Prompt – Below are the records; copy every line in them that holds the string "author".

******************************

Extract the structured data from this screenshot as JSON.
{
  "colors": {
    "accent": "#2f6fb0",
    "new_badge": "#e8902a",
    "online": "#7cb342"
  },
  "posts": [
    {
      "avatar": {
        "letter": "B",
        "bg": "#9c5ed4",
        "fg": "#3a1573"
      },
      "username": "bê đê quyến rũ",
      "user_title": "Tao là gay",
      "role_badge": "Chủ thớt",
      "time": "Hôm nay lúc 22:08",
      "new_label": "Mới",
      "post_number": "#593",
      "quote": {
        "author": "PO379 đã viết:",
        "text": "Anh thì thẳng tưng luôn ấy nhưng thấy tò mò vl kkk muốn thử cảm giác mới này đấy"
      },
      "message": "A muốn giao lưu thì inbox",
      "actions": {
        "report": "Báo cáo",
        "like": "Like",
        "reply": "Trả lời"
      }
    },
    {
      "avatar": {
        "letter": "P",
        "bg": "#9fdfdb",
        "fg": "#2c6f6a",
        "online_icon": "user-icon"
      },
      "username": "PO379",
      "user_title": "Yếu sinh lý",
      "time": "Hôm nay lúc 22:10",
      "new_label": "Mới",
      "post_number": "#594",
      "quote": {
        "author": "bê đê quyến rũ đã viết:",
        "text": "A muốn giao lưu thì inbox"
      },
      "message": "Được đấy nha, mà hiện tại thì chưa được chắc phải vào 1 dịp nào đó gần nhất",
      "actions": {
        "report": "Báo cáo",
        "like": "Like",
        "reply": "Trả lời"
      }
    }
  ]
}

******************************

Written reply –
        "author": "PO379 đã viết:",
        "author": "bê đê quyến rũ đã viết:",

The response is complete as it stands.